ACTION ITEM
Your job is to copy all the entries precisely as they stand.

■ ■ ■

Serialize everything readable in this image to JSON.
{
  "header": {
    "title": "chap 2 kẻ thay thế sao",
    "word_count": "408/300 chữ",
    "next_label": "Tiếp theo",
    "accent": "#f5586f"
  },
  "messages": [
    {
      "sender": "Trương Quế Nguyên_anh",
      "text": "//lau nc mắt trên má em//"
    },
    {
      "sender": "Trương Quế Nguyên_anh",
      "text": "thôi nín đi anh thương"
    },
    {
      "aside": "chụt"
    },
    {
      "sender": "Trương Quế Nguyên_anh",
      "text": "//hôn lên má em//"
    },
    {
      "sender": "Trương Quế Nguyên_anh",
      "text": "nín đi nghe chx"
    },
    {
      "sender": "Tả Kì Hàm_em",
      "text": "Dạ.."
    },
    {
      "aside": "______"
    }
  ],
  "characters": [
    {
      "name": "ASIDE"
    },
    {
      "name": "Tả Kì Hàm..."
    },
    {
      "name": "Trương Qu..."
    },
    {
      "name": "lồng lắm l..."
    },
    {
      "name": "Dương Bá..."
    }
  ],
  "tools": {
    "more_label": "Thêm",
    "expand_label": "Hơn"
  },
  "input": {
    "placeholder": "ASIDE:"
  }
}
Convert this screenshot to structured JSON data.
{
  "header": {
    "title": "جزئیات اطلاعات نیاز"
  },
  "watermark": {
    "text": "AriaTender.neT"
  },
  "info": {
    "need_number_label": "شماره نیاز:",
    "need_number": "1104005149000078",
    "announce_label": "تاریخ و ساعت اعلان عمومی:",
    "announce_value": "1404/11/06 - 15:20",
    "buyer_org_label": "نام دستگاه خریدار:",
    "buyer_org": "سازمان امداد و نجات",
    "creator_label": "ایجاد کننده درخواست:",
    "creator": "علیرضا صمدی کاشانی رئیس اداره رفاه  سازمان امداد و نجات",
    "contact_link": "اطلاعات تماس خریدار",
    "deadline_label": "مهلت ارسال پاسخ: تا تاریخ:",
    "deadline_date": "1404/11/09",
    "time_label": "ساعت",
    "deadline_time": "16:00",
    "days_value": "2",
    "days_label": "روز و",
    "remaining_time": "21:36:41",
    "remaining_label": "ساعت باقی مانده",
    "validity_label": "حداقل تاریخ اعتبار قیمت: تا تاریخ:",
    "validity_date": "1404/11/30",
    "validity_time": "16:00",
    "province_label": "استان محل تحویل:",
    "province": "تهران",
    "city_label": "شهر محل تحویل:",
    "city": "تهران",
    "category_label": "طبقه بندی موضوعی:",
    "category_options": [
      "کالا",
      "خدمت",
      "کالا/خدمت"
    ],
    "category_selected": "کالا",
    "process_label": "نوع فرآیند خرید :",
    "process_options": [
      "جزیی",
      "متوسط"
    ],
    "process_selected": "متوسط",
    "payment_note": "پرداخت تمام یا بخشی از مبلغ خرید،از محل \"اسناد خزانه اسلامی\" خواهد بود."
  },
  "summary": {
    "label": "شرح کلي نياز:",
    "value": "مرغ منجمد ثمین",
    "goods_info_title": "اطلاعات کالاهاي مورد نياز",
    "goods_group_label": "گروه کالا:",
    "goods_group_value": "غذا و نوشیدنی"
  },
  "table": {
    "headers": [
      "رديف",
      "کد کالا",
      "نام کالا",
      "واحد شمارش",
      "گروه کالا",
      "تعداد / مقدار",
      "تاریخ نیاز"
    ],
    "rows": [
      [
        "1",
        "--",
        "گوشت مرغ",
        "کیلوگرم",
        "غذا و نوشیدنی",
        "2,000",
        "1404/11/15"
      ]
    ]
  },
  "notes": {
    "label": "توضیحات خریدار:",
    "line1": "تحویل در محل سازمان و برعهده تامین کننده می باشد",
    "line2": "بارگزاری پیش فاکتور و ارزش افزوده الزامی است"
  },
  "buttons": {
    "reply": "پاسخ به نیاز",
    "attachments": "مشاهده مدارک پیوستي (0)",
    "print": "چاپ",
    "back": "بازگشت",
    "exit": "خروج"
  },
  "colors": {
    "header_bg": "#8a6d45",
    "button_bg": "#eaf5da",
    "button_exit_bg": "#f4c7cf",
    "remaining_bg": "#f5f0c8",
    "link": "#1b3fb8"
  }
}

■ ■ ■

ANSWER TO THIS TASK
Serialize everything readable in this image to JSON.
{
  "header": {
    "title": "chap 2 kẻ thay thế sao",
    "word_count": "408/300 chữ",
    "next_label": "Tiếp theo",
    "accent": "#f5586f"
  },
  "messages": [
    {
      "sender": "Trương Quế Nguyên_anh",
      "text": "//lau nc mắt trên má em//"
    },
    {
      "sender": "Trương Quế Nguyên_anh",
      "text": "thôi nín đi anh thương"
    },
    {
      "aside": "chụt"
    },
    {
      "sender": "Trương Quế Nguyên_anh",
      "text": "//hôn lên má em//"
    },
    {
      "sender": "Trương Quế Nguyên_anh",
      "text": "nín đi nghe chx"
    },
    {
      "sender": "Tả Kì Hàm_em",
      "text": "Dạ.."
    },
    {
      "aside": "______"
    }
  ],
  "characters": [
    {
      "name": "ASIDE"
    },
    {
      "name": "Tả Kì Hàm..."
    },
    {
      "name": "Trương Qu..."
    },
    {
      "name": "lồng lắm l..."
    },
    {
      "name": "Dương Bá..."
    }
  ],
  "tools": {
    "more_label": "Thêm",
    "expand_label": "Hơn"
  },
  "input": {
    "placeholder": "ASIDE:"
  }
}
Convert this screenshot to structured JSON data.
{
  "header": {
    "title": "جزئیات اطلاعات نیاز"
  },
  "watermark": {
    "text": "AriaTender.neT"
  },
  "info": {
    "need_number_label": "شماره نیاز:",
    "need_number": "1104005149000078",
    "announce_label": "تاریخ و ساعت اعلان عمومی:",
    "announce_value": "1404/11/06 - 15:20",
    "buyer_org_label": "نام دستگاه خریدار:",
    "buyer_org": "سازمان امداد و نجات",
    "creator_label": "ایجاد کننده درخواست:",
    "creator": "علیرضا صمدی کاشانی رئیس اداره رفاه  سازمان امداد و نجات",
    "contact_link": "اطلاعات تماس خریدار",
    "deadline_label": "مهلت ارسال پاسخ: تا تاریخ:",
    "deadline_date": "1404/11/09",
    "time_label": "ساعت",
    "deadline_time": "16:00",
    "days_value": "2",
    "days_label": "روز و",
    "remaining_time": "21:36:41",
    "remaining_label": "ساعت باقی مانده",
    "validity_label": "حداقل تاریخ اعتبار قیمت: تا تاریخ:",
    "validity_date": "1404/11/30",
    "validity_time": "16:00",
    "province_label": "استان محل تحویل:",
    "province": "تهران",
    "city_label": "شهر محل تحویل:",
    "city": "تهران",
    "category_label": "طبقه بندی موضوعی:",
    "category_options": [
      "کالا",
      "خدمت",
      "کالا/خدمت"
    ],
    "category_selected": "کالا",
    "process_label": "نوع فرآیند خرید :",
    "process_options": [
      "جزیی",
      "متوسط"
    ],
    "process_selected": "متوسط",
    "payment_note": "پرداخت تمام یا بخشی از مبلغ خرید،از محل \"اسناد خزانه اسلامی\" خواهد بود."
  },
  "summary": {
    "label": "شرح کلي نياز:",
    "value": "مرغ منجمد ثمین",
    "goods_info_title": "اطلاعات کالاهاي مورد نياز",
    "goods_group_label": "گروه کالا:",
    "goods_group_value": "غذا و نوشیدنی"
  },
  "table": {
    "headers": [
      "رديف",
      "کد کالا",
      "نام کالا",
      "واحد شمارش",
      "گروه کالا",
      "تعداد / مقدار",
      "تاریخ نیاز"
    ],
    "rows": [
      [
        "1",
        "--",
        "گوشت مرغ",
        "کیلوگرم",
        "غذا و نوشیدنی",
        "2,000",
        "1404/11/15"
      ]
    ]
  },
  "notes": {
    "label": "توضیحات خریدار:",
    "line1": "تحویل در محل سازمان و برعهده تامین کننده می باشد",
    "line2": "بارگزاری پیش فاکتور و ارزش افزوده الزامی است"
  },
  "buttons": {
    "reply": "پاسخ به نیاز",
    "attachments": "مشاهده مدارک پیوستي (0)",
    "print": "چاپ",
    "back": "بازگشت",
    "exit": "خروج"
  },
  "colors": {
    "header_bg": "#8a6d45",
    "button_bg": "#eaf5da",
    "button_exit_bg": "#f4c7cf",
    "remaining_bg": "#f5f0c8",
    "link": "#1b3fb8"
  }
}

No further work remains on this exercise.